But I was a little puzzled at first by his setting this in one of the trading enclaves of Japan in the 1800s, shortly after its opening to the West. The cast was still all Brits, though the rationale for Duke Senior to appear in full Samurai armor was apparently that he had “gone native.” And the first few minutes were a little baffling, too, as ninjas appeared and began breaking necks. I didn’t recall anything at all like that from the one other time I saw the play. And wasn’t this supposed to be a comedy? Turns out this was a flashback to the violent coup that deposed Duke Frederick before the play begins. I’m not sure that was a good idea. But then the wrestling match began, and I decided the reason Branagh chose Japan was so he could make them into sumos. It was a great scene, I’ll grant him that.
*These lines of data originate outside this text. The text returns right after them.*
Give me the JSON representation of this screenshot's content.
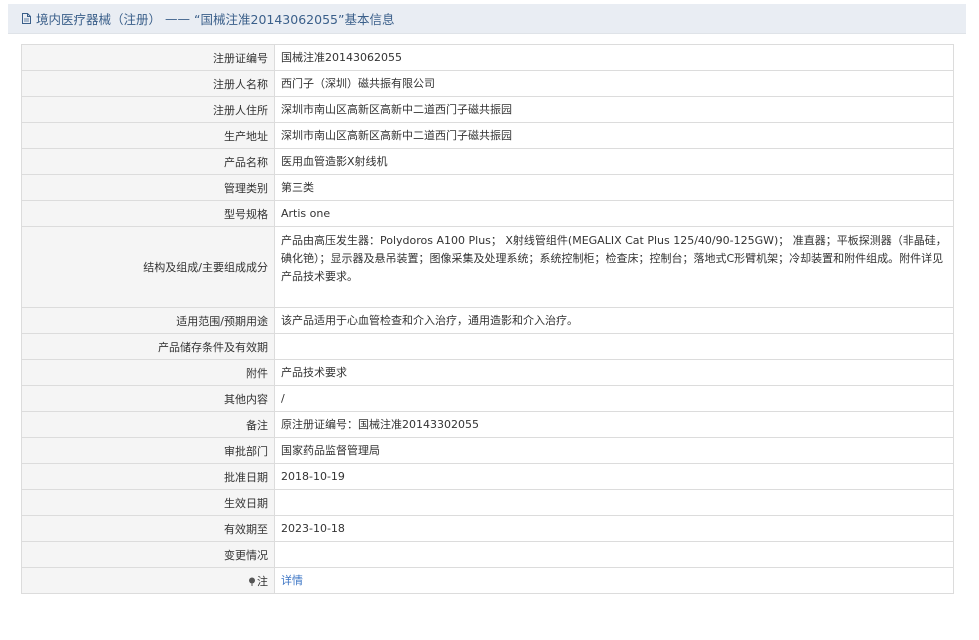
{
  "header": {
    "section": "境内医疗器械（注册）",
    "separator": "——",
    "title": "“国械注准20143062055”基本信息"
  },
  "rows": [
    {
      "label": "注册证编号",
      "value": "国械注准20143062055"
    },
    {
      "label": "注册人名称",
      "value": "西门子（深圳）磁共振有限公司"
    },
    {
      "label": "注册人住所",
      "value": "深圳市南山区高新区高新中二道西门子磁共振园"
    },
    {
      "label": "生产地址",
      "value": "深圳市南山区高新区高新中二道西门子磁共振园"
    },
    {
      "label": "产品名称",
      "value": "医用血管造影X射线机"
    },
    {
      "label": "管理类别",
      "value": "第三类"
    },
    {
      "label": "型号规格",
      "value": "Artis one"
    },
    {
      "label": "结构及组成/主要组成成分",
      "value": "产品由高压发生器：Polydoros A100 Plus； X射线管组件(MEGALIX Cat Plus 125/40/90-125GW)； 准直器；平板探测器（非晶硅，碘化铯）；显示器及悬吊装置；图像采集及处理系统；系统控制柜；检查床；控制台；落地式C形臂机架；冷却装置和附件组成。附件详见产品技术要求。"
    },
    {
      "label": "适用范围/预期用途",
      "value": "该产品适用于心血管检查和介入治疗，通用造影和介入治疗。"
    },
    {
      "label": "产品储存条件及有效期",
      "value": ""
    },
    {
      "label": "附件",
      "value": "产品技术要求"
    },
    {
      "label": "其他内容",
      "value": "/"
    },
    {
      "label": "备注",
      "value": "原注册证编号：国械注准20143302055"
    },
    {
      "label": "审批部门",
      "value": "国家药品监督管理局"
    },
    {
      "label": "批准日期",
      "value": "2018-10-19"
    },
    {
      "label": "生效日期",
      "value": ""
    },
    {
      "label": "有效期至",
      "value": "2023-10-18"
    },
    {
      "label": "变更情况",
      "value": ""
    }
  ],
  "note": {
    "label": "注",
    "link": "详情",
    "icon": "pin-icon"
  },
  "colors": {
    "header_bg": "#e9edf3",
    "header_text": "#3a5f8a",
    "label_bg": "#f5f5f5",
    "link": "#3b74c4"
  }
}
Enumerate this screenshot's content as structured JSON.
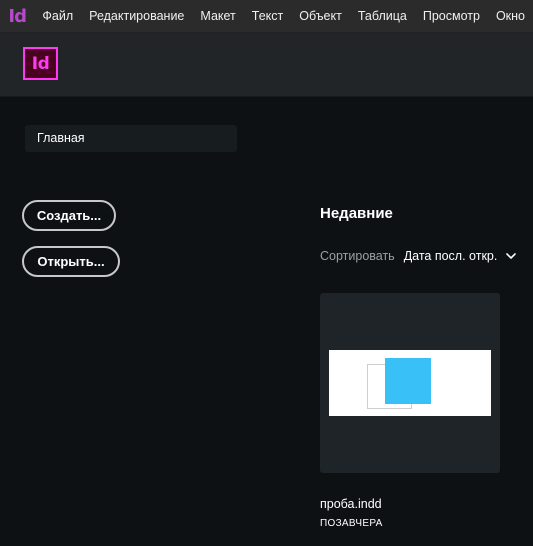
{
  "app": {
    "mini_logo": "Id",
    "logo": "Id",
    "logo_color": "#ff3af2",
    "logo_bg": "#49021f"
  },
  "menu": {
    "items": [
      "Файл",
      "Редактирование",
      "Макет",
      "Текст",
      "Объект",
      "Таблица",
      "Просмотр",
      "Окно"
    ]
  },
  "sidebar": {
    "home_label": "Главная",
    "create_label": "Создать...",
    "open_label": "Открыть..."
  },
  "recent": {
    "title": "Недавние",
    "sort_label": "Сортировать",
    "sort_value": "Дата посл. откр.",
    "sort_icon": "chevron-down-icon",
    "files": [
      {
        "name": "проба.indd",
        "date": "ПОЗАВЧЕРА",
        "thumb_accent": "#39c0f6"
      }
    ]
  }
}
Then the action moved to Arden Forest, and everything was all right. A forest is a forest, and from that point on there was no reason to think you were in Japan at all, and I didn’t. So I was able to once more revel in a piece of Shakespeare wonderfully staged and performed by a great cast, including Brian Blessed, Kevin Kline, Alfred Molina, and Bryce Dallas Howard, who managed to do well by the part of Rosalind, one of the Bard’s best female roles, in the company of much more experienced players. (She is the daughter of Ron Howard.) What a silly, silly story! And what brilliant language. “All the world’s a stage …” Yes, some scenes were cut, and some were rearranged, some parts brought up and some toned down. I do not believe that Shakespeare has to be performed in its—let’s fess up, now, shall we?—sometimes too-long entirety. Shorter versions are the almost universal norm on stage; why not here? In fact, Branagh’s Hamlet was the first time the entire play was ever filmed, so he’s paid his dues. I am hoping this film will mark his return to the genre, and though there’s no hope he could ever get though all 38 (and again, some of them are not really worth filming), I’d like to see his take on Macbeth, Richard III, or The Tempest. And King Lear, of course, but he still needs to wait a bit for that one.

Actually, I just checked at the IMDb, and it seems that Shakespeare is alive and well on the big screen and the small one as well. There are almost 700 versions of the Bard’s plays listed there, including 9 in production. Some of them sound rather dubious, of course (Eddie Murphy in Romeo and Juliet told from the parents’ point of view?) but I don’t care, Keep ‘em coming!